…the primary mission of the new health service was to intercept diseases brought home by sailors returning from sea.The Public Health Service and the marine hospital network eventually expanded across the country. This was the first “public option” because this government plan was funded by a monthly deduction from the seaman’s wages.
In the New York Times, an article about a lawsuit brewing as the Forest Stewardship Council (FSC) goes to bat to defend green certification standards from the largely industry-backed Sustainable Forestry Initiative (SFI):
“They’ve essentially created a green certification system to promote their sales,” said Peter Goldman, director of the Washington Forest Law Center in Seattle, the legal firm that filed the complaints on Thursday. “We believe S.F.I. has confused the marketplace.”

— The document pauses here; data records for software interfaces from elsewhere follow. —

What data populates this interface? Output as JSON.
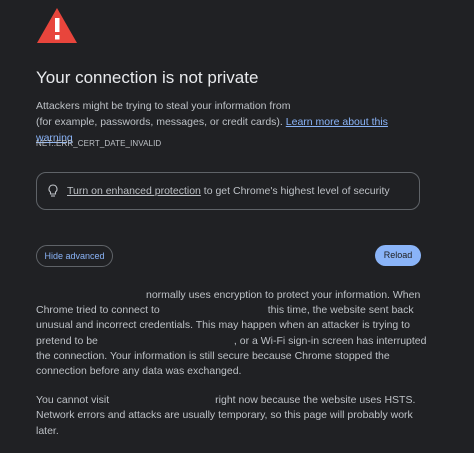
{
  "page": {
    "title": "Your connection is not private",
    "intro_part1": "Attackers might be trying to steal your information from",
    "intro_part2": "(for example, passwords, messages, or credit cards).",
    "learn_more_link": "Learn more about this warning",
    "error_code": "NET::ERR_CERT_DATE_INVALID"
  },
  "enhanced_protection": {
    "icon": "lightbulb-icon",
    "link": "Turn on enhanced protection",
    "text": "to get Chrome's highest level of security"
  },
  "buttons": {
    "hide_advanced": "Hide advanced",
    "reload": "Reload"
  },
  "details": {
    "p1_a": "normally uses encryption to protect your information. When Chrome tried to connect to",
    "p1_b": "this time, the website sent back unusual and incorrect credentials. This may happen when an attacker is trying to pretend to be",
    "p1_c": ", or a Wi-Fi sign-in screen has interrupted the connection. Your information is still secure because Chrome stopped the connection before any data was exchanged.",
    "p2_a": "You cannot visit",
    "p2_b": "right now because the website uses HSTS. Network errors and attacks are usually temporary, so this page will probably work later."
  },
  "colors": {
    "background": "#202124",
    "warning_red": "#e8453c",
    "link_blue": "#8ab4f8",
    "title_text": "#e8eaed",
    "body_text": "#bdc1c6"
  }
}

And last, but certainly not least, from the ever-brilliant folks at Center on Budget and Policy Priorities, a nice analysis of consumer fairness provisions in federal climate legislation. The CBPP paper is responding specifically to a position by the Edison Electric Institute, but the thrust of CBPP’s argument has a broader application: if policymakers want to convey the value of carbon permits to low-income consumers then they should give the value directly to consumers, not entrust the value to utilities.